[Task] Set down only what runs from the line containing "Output a JSON" through the last line of the data, exactly as it reads.

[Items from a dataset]
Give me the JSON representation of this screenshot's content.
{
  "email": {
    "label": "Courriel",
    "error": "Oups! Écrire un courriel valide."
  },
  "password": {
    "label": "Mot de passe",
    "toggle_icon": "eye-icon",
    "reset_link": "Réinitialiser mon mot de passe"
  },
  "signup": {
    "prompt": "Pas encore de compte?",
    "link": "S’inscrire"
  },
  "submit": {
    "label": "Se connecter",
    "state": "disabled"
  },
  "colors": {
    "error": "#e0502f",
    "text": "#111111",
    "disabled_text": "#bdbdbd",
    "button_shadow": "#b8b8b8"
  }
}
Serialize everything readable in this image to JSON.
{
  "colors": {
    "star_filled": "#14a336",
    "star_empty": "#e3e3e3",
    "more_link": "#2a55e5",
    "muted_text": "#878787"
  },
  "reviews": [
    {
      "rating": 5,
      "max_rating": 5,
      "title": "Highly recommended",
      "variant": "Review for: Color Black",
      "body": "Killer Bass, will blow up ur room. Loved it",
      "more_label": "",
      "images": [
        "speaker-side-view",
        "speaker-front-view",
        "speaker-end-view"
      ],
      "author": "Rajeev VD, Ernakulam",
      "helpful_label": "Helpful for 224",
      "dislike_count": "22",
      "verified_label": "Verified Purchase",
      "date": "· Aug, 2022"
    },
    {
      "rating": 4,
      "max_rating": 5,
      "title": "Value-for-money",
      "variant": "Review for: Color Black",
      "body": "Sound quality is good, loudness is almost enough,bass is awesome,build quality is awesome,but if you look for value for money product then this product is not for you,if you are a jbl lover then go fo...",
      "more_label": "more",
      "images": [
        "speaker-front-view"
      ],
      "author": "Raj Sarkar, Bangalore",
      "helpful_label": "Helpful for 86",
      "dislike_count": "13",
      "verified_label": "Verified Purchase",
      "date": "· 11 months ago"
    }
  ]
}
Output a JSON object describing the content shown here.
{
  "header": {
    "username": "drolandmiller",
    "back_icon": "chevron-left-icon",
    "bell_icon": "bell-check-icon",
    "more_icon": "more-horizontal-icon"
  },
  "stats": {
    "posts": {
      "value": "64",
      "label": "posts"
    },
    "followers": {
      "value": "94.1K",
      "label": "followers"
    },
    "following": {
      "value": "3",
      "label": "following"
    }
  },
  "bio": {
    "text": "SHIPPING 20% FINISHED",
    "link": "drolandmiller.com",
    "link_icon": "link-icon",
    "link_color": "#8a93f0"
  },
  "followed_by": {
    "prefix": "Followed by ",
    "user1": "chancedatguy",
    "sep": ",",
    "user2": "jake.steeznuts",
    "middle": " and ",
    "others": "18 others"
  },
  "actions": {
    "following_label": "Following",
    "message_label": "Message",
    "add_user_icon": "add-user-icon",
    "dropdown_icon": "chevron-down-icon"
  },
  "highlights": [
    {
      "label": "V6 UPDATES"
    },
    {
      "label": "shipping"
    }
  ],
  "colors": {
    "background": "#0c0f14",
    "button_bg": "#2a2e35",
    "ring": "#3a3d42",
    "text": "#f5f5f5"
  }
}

[Response to the exercise]
Output a JSON object describing the content shown here.
{
  "header": {
    "username": "drolandmiller",
    "back_icon": "chevron-left-icon",
    "bell_icon": "bell-check-icon",
    "more_icon": "more-horizontal-icon"
  },
  "stats": {
    "posts": {
      "value": "64",
      "label": "posts"
    },
    "followers": {
      "value": "94.1K",
      "label": "followers"
    },
    "following": {
      "value": "3",
      "label": "following"
    }
  },
  "bio": {
    "text": "SHIPPING 20% FINISHED",
    "link": "drolandmiller.com",
    "link_icon": "link-icon",
    "link_color": "#8a93f0"
  },
  "followed_by": {
    "prefix": "Followed by ",
    "user1": "chancedatguy",
    "sep": ",",
    "user2": "jake.steeznuts",
    "middle": " and ",
    "others": "18 others"
  },
  "actions": {
    "following_label": "Following",
    "message_label": "Message",
    "add_user_icon": "add-user-icon",
    "dropdown_icon": "chevron-down-icon"
  },
  "highlights": [
    {
      "label": "V6 UPDATES"
    },
    {
      "label": "shipping"
    }
  ],
  "colors": {
    "background": "#0c0f14",
    "button_bg": "#2a2e35",
    "ring": "#3a3d42",
    "text": "#f5f5f5"
  }
}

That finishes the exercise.